“So I felt like it was a good opportunity for me because when you’re a crew chief, I’ve worked with some guys that maybe aren’t as talented as other guys are and if you can align yourself with [a] good racecar driver it can make you look good. Just like sitting up here tonight, it’s not really me because this guy drove his tail off.”
Of course, McMurray had to – when you’re riding a 166-race winless streak, ending that drought is never easy. Fighting an early penalty for passing below the yellow line, the Irwin Ford fell as far back as 35th before charging back to the front. Even during the last lap, it took a perfect side draft at exactly the right time for McMurray to just edge his nose in front of Kyle Busch – claiming that lucky break that’s eluded him for way too long.
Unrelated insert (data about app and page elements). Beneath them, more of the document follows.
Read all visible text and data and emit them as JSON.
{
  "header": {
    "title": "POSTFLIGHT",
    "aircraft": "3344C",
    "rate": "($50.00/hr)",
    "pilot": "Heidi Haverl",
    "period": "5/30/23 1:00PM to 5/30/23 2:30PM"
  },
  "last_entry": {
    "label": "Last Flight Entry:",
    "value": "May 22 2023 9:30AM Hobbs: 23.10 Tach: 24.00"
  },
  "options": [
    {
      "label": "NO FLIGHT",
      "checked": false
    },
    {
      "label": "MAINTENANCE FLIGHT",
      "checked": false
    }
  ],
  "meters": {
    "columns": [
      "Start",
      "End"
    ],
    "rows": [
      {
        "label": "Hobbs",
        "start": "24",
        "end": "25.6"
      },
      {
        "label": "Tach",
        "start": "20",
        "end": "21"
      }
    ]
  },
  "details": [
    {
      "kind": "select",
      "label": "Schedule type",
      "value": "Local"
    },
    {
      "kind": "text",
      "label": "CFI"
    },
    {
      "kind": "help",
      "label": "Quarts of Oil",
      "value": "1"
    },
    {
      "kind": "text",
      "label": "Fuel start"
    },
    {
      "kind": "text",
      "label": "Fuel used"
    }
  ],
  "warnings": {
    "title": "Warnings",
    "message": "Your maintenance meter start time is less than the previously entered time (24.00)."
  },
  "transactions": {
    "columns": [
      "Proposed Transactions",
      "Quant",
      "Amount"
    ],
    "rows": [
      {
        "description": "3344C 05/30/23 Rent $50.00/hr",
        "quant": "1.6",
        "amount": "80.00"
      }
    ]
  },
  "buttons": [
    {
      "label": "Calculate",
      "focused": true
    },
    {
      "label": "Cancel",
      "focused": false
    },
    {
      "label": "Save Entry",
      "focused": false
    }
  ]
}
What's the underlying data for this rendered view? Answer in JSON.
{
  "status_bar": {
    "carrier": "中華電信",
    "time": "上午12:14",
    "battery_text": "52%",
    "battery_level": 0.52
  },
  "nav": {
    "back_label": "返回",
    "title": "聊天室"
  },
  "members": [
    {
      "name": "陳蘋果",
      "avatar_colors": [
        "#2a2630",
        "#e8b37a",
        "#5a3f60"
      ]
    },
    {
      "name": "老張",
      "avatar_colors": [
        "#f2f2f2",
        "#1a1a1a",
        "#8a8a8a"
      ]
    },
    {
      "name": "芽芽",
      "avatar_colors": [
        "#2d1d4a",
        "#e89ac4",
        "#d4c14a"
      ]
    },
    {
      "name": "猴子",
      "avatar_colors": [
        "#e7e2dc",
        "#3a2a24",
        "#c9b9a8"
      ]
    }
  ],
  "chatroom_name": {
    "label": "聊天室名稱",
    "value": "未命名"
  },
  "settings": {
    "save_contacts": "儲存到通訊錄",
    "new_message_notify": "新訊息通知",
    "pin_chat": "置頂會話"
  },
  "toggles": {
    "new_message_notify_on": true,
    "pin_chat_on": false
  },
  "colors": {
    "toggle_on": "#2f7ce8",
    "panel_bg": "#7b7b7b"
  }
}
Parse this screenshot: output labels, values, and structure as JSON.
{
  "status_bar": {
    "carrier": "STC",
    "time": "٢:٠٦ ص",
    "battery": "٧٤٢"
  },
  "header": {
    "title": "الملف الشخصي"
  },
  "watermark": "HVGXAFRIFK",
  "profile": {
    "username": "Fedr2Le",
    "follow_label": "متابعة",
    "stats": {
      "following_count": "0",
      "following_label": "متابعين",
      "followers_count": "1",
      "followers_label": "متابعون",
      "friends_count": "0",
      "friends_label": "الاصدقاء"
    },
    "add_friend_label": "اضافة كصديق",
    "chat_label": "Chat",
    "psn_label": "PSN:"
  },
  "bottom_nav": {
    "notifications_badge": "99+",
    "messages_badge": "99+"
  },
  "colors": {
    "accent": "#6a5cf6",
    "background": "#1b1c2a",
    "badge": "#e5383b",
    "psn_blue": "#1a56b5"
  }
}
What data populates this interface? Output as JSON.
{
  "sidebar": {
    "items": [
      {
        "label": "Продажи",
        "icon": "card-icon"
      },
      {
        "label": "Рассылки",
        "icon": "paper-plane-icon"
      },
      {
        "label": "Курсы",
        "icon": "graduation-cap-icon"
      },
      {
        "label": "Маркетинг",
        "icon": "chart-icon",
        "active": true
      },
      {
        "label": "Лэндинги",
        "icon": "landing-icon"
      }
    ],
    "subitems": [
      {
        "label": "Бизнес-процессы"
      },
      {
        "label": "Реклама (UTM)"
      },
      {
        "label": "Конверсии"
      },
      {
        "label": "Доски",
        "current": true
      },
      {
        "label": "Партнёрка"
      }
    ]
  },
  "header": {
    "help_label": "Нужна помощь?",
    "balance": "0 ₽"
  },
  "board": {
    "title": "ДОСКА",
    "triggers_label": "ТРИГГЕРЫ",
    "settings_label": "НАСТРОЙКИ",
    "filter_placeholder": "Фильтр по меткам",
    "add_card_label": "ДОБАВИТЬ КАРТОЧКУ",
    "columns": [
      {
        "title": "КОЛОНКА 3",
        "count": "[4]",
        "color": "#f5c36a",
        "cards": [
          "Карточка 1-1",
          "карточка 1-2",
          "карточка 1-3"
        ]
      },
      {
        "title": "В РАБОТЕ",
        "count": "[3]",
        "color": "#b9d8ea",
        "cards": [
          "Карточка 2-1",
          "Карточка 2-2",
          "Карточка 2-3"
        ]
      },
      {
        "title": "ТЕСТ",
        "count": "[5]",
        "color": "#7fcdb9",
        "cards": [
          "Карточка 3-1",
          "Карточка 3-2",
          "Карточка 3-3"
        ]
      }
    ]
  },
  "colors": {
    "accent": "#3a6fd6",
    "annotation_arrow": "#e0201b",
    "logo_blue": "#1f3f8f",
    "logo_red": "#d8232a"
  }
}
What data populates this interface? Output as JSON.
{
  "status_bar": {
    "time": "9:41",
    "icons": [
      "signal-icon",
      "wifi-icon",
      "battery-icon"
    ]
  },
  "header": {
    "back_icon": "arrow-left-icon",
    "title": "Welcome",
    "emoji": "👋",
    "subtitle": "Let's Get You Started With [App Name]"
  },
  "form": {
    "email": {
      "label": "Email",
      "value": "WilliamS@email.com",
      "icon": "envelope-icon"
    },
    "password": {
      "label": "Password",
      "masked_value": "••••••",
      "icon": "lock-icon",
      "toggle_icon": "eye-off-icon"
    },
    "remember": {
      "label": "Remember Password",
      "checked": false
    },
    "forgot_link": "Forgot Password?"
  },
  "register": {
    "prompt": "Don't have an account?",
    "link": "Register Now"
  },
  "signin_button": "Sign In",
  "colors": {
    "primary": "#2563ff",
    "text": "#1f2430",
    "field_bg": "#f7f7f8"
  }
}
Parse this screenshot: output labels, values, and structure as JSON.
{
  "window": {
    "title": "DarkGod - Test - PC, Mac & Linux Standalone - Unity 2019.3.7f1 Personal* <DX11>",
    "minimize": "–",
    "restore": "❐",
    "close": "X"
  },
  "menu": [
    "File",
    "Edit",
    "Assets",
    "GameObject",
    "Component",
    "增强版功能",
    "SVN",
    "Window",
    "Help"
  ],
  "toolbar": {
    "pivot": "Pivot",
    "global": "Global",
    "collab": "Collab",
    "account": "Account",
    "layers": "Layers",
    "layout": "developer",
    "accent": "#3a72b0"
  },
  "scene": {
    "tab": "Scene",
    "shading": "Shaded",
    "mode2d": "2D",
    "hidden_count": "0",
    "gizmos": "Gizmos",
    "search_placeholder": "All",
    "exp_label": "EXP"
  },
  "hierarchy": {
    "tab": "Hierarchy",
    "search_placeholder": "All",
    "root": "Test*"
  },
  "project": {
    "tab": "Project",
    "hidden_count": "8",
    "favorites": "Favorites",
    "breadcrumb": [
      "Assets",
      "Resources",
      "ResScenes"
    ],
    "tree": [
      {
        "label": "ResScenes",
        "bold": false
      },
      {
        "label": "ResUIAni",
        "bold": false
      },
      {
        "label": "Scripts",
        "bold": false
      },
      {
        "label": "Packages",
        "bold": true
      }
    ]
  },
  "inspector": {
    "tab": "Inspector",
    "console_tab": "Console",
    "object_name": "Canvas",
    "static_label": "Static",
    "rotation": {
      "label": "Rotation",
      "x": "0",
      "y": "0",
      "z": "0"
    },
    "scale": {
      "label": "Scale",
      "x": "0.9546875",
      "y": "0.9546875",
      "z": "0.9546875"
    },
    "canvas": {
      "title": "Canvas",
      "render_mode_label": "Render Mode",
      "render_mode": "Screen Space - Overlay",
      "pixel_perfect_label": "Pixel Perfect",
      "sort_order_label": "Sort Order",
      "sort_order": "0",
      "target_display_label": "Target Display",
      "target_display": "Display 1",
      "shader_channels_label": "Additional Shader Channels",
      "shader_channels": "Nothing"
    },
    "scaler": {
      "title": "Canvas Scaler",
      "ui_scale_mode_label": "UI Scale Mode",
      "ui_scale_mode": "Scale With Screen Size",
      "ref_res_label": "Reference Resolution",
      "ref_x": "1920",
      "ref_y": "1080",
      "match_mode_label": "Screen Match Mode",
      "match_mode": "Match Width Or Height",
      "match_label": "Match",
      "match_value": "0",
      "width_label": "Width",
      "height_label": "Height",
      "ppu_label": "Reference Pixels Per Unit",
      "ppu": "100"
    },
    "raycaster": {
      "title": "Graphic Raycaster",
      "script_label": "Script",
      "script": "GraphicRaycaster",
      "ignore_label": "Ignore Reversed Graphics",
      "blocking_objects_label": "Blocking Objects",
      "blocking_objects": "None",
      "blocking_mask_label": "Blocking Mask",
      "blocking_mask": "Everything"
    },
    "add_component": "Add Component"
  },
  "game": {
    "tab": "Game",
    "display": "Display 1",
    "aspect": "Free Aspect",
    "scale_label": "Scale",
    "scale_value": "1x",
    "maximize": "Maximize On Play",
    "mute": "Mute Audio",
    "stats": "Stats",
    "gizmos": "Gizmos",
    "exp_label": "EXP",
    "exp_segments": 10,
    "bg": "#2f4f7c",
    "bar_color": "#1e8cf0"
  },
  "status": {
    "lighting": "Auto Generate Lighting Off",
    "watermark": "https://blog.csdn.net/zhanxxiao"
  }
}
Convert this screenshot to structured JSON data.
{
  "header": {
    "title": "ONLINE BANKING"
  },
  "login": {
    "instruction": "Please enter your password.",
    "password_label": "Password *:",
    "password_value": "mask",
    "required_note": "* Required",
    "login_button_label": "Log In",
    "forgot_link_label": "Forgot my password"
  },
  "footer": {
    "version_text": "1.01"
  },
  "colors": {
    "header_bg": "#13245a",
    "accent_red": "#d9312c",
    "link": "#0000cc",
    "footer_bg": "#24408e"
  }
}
“It’s hard to explain to somebody that feeling of not only seeing your team work hard, but also you,” as McMurray tried to justify the tear ducts runneth over. “I don’t know that there’s anyone who has went from the season that I had last year to getting a win at Daytona. To have it here, and finish in the way that we did, it’s a little bit emotional and it’s because you worked so hard for something and you finally get it. It’s hard to explain to somebody, the feeling that you have.”
Good for him. For all us media knew, we pegged McMurray to be selling vacuums door-to-door at this point in the summer. Instead, he stepped into the vacuum of a side draft at exactly the right time, and now his season – and his career – may finally reach the potential he’s been dreaming of for all these years.
No wonder he cried.
Remember, this commentary isn’t the only column Tom Bowles does; make sure to catch his Secret Star of the Race in the Monday edition of the Frontstretch Newsletter. If you’re not getting the newsletter, you’re missing out on all the latest news, information, and commentary from some of your favorite Frontstretch writers. How could you NOT sign up for something that’s FREE! Gravitate here to add your name to the list today.